Engineering research team receives $5M from Fisheries and Oceans Canada to re-evaluate oil-spill responses
Fisheries and Oceans Canada has awarded a total of over $5 million to Chunjiang An, assistant professor at the Gina Cody School of Engineering and Computer Science, for his research to improve oil-spill clean-up processes.
Two of An’s projects were funded through the Multi Partner Research Initiative (MPRI), a program mandated to build networks that support scientific expertise in oil-spill research.
“Science is key in making the right decisions when it comes to aquatic clean-up measures and keeping Canadian shorelines healthy and safe,” says Christophe Guy, vice-president of Research and Graduate Studies.
“Concordia is proud to work with the Government of Canada as it continues to invest in research to help advance collaborative marine science.”
McGill University also received about $2 million for separate projects as part of the initiative.
Jonathan Wilkinson, minister of fisheries, oceans and the Canadian Coast Guard, is confident in the outcomes of this research.
“Our government is committed to keeping our oceans healthy, clean and safe for future generations” he says. “The research conducted at Concordia and McGill will help protect and restore marine ecosystems for this generation and as we face new challenges with a changing climate.”
David Lametti, minister of justice and attorney general of Canada and member of parliament for LaSalle–Émard–Verdun, made the official announcement at Concordia today on behalf of minister Wilkinson.
“Our new investment in science and research at Concordia University and McGill University will contribute to a stronger understanding of our oceans and ocean health, while providing 19 scientific trainees with opportunities to further their skills and knowledge in this vital field.”
An will collaborate with fellow researchers from the Department of Building, Civil and Environmental Engineering — Ashutosh Bagchi, Zhi Chen, Catherine Mulligan, Samuel Li and Biao Li — as well as academic and industrial partners from Canada, the United States and Norway.
“Marine accidents can cause serious environmental damage as the spilled oil frequently reaches shorelines. Once on shore, cleanup operations can be expensive and time consuming,” An says.

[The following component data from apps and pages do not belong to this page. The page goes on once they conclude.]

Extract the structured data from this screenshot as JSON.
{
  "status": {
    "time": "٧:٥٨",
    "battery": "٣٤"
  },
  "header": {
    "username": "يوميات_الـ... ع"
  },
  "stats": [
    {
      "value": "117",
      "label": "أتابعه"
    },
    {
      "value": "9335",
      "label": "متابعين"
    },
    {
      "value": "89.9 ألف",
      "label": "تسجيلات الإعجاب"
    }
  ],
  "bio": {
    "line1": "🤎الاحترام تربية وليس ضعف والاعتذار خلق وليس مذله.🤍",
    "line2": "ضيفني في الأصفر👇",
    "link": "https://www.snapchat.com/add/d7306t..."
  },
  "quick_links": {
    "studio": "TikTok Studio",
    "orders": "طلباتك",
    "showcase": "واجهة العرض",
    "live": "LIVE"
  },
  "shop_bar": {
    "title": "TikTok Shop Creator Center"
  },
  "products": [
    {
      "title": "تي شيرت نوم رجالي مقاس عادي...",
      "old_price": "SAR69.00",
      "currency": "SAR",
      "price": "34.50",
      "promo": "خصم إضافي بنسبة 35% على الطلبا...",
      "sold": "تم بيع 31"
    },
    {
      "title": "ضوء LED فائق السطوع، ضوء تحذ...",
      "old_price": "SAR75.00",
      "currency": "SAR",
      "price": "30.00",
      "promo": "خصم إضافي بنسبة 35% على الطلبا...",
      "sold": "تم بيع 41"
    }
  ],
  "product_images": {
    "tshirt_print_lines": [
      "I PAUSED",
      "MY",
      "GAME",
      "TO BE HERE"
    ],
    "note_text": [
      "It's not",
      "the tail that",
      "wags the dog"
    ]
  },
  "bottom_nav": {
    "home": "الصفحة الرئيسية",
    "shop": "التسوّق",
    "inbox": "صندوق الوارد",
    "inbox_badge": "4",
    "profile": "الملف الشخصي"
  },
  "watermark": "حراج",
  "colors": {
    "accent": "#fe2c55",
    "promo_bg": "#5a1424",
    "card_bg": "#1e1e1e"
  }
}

The project, entitled Oil Translocation Pathways and Processes in Canadian Shoreline Environments, will develop ways to decrease environmental risks during an oil-spill clean-up process by accelerating degradation and removal of the pollutant.
“Our research program takes an innovative approach that addresses oil translocation processes and pathways under complicated shoreline conditions, particularly in the context of Canada,” An explains. “The results can help us understand shoreline oil persistence and provide better input for potential treatment decisions.”
This particular project was awarded $4,648,201, the highest amount within the MPRI program.
An also received $632,000 for a second project, Washing Agent-Aided Shoreline Treatment Tool Sets — Evaluation, Improvement and Development. The project can help fill the gap between the available surface washing techniques and the increasing application need.
It will support Canadian government and industry to identify, evaluate and manage clean-up operations.
Find out more about Concordia’s Department of Building, Civil and Environmental Engineering.